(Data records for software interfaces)

--------------------------------

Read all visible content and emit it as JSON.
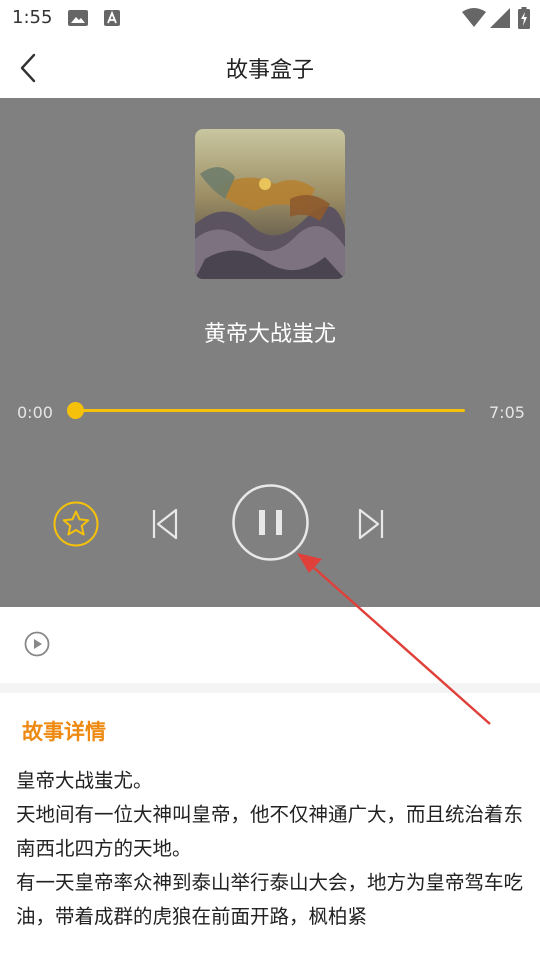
{
  "status_bar": {
    "time": "1:55",
    "icons": [
      "image-icon",
      "text-a-icon",
      "wifi-icon",
      "signal-icon",
      "battery-charging-icon"
    ]
  },
  "header": {
    "title": "故事盒子",
    "back_icon": "chevron-left-icon"
  },
  "player": {
    "background": "#808080",
    "accent": "#f5c10b",
    "story_title": "黄帝大战蚩尤",
    "elapsed": "0:00",
    "duration": "7:05",
    "progress": 0,
    "controls": [
      "favorite-star-icon",
      "previous-icon",
      "pause-icon",
      "next-icon"
    ]
  },
  "playlist_row": {
    "icon": "play-circle-icon"
  },
  "details": {
    "header": "故事详情",
    "header_color": "#ee8a12",
    "body": "皇帝大战蚩尤。\n天地间有一位大神叫皇帝，他不仅神通广大，而且统治着东南西北四方的天地。\n有一天皇帝率众神到泰山举行泰山大会，地方为皇帝驾车吃油，带着成群的虎狼在前面开路，枫柏紧"
  },
  "annotation": {
    "arrow_color": "#e0403a"
  }
}
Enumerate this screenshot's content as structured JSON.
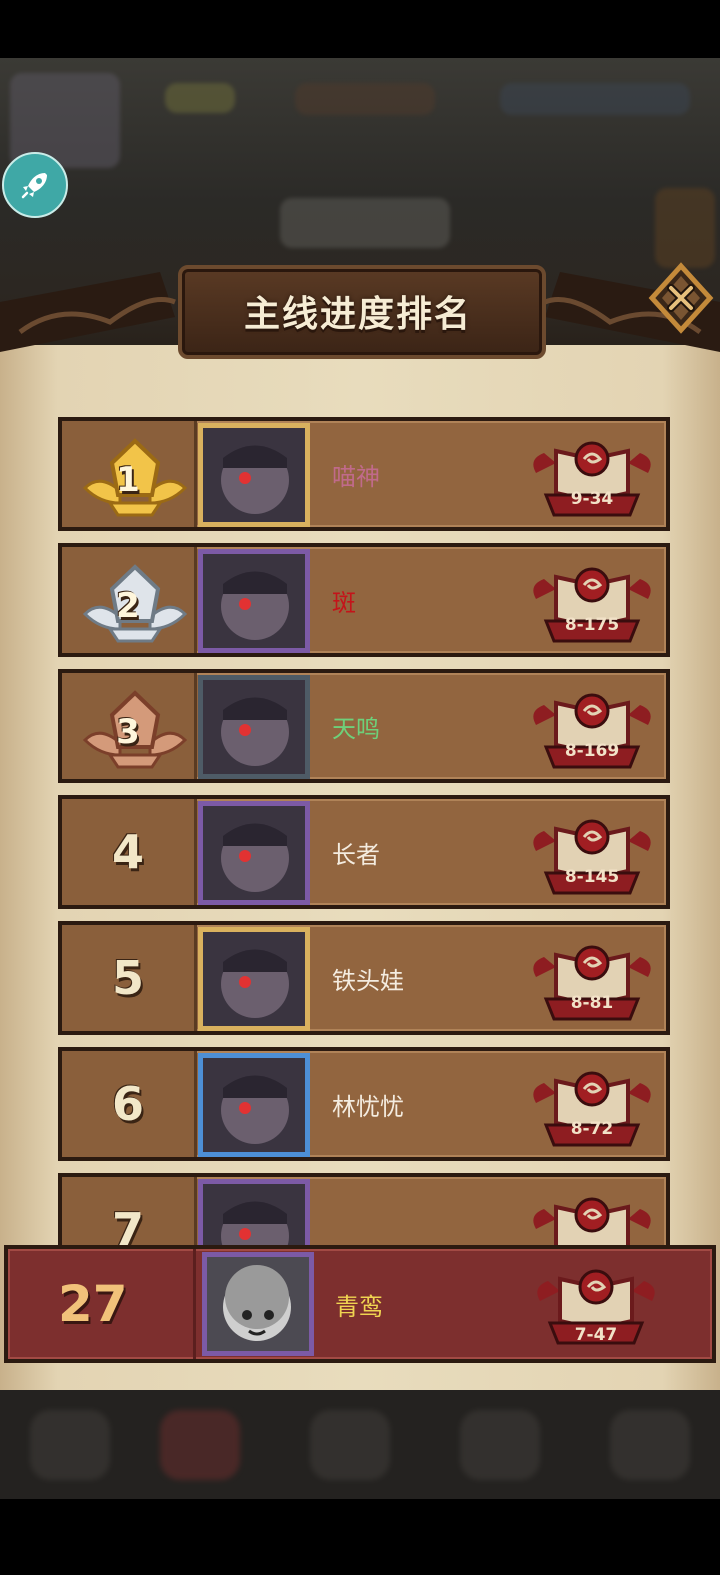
{
  "title": "主线进度排名",
  "colors": {
    "rank_gold": "#d9a636",
    "rank_silver": "#b8c2cc",
    "rank_bronze": "#b9775a",
    "row_bg": "#92653f",
    "me_bg": "#7d2f2e"
  },
  "icons": {
    "rocket": "rocket-icon",
    "close": "close-icon",
    "stage": "stage-book-icon"
  },
  "rankings": [
    {
      "rank": "1",
      "name": "喵神",
      "name_color": "#c06a8a",
      "stage": "9-34",
      "medal": "gold",
      "frame": "gold"
    },
    {
      "rank": "2",
      "name": "斑",
      "name_color": "#c4141a",
      "stage": "8-175",
      "medal": "silver",
      "frame": "purple"
    },
    {
      "rank": "3",
      "name": "天鸣",
      "name_color": "#6ed07a",
      "stage": "8-169",
      "medal": "bronze",
      "frame": "gray"
    },
    {
      "rank": "4",
      "name": "长者",
      "name_color": "#f4ece0",
      "stage": "8-145",
      "medal": "",
      "frame": "purple"
    },
    {
      "rank": "5",
      "name": "铁头娃",
      "name_color": "#f4ece0",
      "stage": "8-81",
      "medal": "",
      "frame": "gold"
    },
    {
      "rank": "6",
      "name": "林忧忧",
      "name_color": "#f4ece0",
      "stage": "8-72",
      "medal": "",
      "frame": "blue"
    },
    {
      "rank": "7",
      "name": "",
      "name_color": "#d9c84a",
      "stage": "",
      "medal": "",
      "frame": "purple"
    }
  ],
  "me": {
    "rank": "27",
    "name": "青鸾",
    "name_color": "#f0d451",
    "stage": "7-47"
  }
}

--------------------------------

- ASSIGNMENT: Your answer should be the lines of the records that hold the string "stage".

- RESPONSE TO THIS EXERCISE:
    "stage": "stage-book-icon"
      "stage": "9-34",
      "stage": "8-175",
      "stage": "8-169",
      "stage": "8-145",
      "stage": "8-81",
      "stage": "8-72",
      "stage": "",
    "stage": "7-47"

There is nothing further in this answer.